putting historical research in perspective
October 16, 2008
OK, so it’s not a secret that large parts of the church consider academic theology a waste of time. It’s not a secret that large parts of the church consider historical Jesus research heretical. I’m not part of this large group, but sometimes I think academics need to get some perspective.
I attended a public debate today titled: “Who is the real Jesus? Shaman, fatherless child, or more?” The speakers were:
- Andries van Aarde, for whom I have a lot of respect, who wrote Fatherless in Galilee, and I’ve mentioned him a number of times on the blog.
- Pieter Craffert, quite a controversial figure in South African theological circles, I know nothing about him, but he seems like a nice guy, and he recently wrote a book The Life of a Galilean Shaman.
- Ruben Zimmerman, some German New Testament scholar that’s visiting South Africa or something.
I consider the historical Jesus quest to be of great importance. The best reason in my view remain the way in which early 20th century Germany was able to massacre the Jews, and that in the name of the church! They have lost their historical roots, and forgotten that Jesus was a Jew, something which all historical Jesus research emphasize.
Also today historical Jesus research always remain a critical reminder of the radical message of Jesus. Dominic Crossan’s story written at the end of Jesus: a Revolutionary Biography (a popular edition of his major work The Historical Jesus), of how Jesus congratulated him on The Historical Jesus, and then asked him: “Are you willing to follow me on my mission?”, remain that of many of us who get to understand something of the historical Jesus… we cannot do other but answer: “I’m not sure”. Because historical Jesus research remind us of how radical the message of Jesus really was.

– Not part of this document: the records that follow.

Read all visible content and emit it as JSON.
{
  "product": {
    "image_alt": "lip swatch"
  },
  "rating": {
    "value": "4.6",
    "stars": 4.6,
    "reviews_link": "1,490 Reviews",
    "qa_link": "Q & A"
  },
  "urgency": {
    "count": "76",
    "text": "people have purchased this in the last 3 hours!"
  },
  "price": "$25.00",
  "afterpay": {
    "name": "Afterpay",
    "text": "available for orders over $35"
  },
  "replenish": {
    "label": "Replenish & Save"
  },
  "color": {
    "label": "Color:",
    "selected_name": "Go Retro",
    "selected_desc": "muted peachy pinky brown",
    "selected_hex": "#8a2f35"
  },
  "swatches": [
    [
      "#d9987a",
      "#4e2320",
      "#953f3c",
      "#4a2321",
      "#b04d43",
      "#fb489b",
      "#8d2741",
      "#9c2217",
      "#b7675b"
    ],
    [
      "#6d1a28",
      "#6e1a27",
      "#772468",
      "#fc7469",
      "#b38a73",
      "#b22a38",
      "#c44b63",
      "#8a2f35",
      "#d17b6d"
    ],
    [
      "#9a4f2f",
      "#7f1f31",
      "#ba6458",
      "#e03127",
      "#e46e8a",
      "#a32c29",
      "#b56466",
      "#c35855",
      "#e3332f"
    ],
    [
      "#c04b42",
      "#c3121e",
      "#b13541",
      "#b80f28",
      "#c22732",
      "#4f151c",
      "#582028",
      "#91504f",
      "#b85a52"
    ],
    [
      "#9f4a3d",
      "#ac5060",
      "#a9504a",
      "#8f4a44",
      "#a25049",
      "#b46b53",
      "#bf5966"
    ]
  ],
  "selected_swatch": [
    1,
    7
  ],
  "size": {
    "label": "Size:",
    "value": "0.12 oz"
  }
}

And in future this will still be the case, I believe, and I will keep on reading work done on the historical Jesus. But sitting there today, I felt like I was taking a step back, looking at the broader conversation, and wondering why we were having this debate. Why do we make such a big thing about the small differances between different scholars? Within the big picture, with Christian fundamentalism on the one side, the new Atheist movement on the other, they seem pretty close together for me.
I sometimes wish academics will take some more time to point towards that which they do agree upon, and help develop tools for addressing the major questions of the church today, and less fighting about small things among each other. But maybe I’ll have a little more perspective tommorow, and understand that this is the task of academics…